AIM OF THE EXERCISE> Check each line of the listing below for the string "Detalhes", and copy the ones that have it.

RECORDS PROVIDED>
----
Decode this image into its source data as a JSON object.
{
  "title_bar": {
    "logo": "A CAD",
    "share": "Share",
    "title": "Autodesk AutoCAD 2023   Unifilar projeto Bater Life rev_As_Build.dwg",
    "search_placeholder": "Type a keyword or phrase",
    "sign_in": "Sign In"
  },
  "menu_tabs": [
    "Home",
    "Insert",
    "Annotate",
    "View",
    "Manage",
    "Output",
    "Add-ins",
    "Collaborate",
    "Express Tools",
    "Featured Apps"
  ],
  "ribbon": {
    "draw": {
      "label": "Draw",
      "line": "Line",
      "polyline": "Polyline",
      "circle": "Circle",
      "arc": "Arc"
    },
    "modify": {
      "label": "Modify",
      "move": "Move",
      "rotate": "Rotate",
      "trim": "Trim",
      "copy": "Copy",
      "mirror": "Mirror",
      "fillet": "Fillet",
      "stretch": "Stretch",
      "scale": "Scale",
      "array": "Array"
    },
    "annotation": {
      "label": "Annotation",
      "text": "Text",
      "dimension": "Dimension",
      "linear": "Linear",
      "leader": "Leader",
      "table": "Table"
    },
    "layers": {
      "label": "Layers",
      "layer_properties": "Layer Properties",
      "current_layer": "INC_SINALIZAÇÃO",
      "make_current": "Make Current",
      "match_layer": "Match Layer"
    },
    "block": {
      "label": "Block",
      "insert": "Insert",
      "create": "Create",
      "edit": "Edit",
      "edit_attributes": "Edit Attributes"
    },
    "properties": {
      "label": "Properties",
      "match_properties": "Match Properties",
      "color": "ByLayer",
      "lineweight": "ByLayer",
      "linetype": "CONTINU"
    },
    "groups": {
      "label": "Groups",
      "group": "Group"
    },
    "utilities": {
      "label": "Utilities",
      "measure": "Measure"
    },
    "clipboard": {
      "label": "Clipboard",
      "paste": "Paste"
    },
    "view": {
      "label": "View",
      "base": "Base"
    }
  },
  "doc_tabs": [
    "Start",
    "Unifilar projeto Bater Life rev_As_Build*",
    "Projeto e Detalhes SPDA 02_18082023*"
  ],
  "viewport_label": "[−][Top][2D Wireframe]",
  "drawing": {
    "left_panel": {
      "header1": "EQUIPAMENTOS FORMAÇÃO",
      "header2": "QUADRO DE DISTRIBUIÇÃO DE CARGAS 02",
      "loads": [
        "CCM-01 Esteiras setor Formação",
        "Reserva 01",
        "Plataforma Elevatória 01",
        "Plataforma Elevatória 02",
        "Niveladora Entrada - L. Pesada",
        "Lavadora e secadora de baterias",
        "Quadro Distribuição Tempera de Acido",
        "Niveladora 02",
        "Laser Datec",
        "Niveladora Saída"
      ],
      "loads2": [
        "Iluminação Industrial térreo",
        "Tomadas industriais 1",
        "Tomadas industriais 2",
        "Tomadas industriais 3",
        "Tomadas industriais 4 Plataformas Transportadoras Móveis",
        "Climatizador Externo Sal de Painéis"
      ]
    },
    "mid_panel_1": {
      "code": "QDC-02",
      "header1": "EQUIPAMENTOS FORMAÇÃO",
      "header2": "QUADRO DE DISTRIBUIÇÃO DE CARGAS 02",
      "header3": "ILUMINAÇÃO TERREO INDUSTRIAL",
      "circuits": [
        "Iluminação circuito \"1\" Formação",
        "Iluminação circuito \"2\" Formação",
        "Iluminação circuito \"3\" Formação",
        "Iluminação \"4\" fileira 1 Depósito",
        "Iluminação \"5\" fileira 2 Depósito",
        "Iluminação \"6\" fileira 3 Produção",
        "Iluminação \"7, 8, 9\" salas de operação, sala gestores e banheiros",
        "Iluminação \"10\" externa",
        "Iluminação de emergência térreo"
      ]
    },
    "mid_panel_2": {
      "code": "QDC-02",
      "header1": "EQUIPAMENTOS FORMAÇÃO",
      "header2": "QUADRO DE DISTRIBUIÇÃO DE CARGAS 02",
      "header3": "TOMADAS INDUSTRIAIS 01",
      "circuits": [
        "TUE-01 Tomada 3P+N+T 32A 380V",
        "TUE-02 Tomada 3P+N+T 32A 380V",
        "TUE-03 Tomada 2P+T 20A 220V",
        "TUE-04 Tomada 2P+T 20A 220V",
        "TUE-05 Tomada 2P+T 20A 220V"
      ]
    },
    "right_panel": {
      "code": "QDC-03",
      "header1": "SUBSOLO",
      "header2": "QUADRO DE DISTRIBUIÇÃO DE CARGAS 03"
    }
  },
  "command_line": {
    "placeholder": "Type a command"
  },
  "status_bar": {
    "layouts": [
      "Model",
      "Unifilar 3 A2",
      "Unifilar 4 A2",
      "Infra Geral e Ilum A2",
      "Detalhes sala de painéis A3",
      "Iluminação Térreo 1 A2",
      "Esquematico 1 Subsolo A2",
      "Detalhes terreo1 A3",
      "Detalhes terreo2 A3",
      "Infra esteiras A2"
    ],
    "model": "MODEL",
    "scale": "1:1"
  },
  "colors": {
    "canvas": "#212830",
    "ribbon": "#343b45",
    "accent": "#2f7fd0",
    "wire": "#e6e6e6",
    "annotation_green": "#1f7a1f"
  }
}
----
TASK RESPONSE>
    "Projeto e Detalhes SPDA 02_18082023*"
      "Detalhes sala de painéis A3",
      "Detalhes terreo1 A3",
      "Detalhes terreo2 A3",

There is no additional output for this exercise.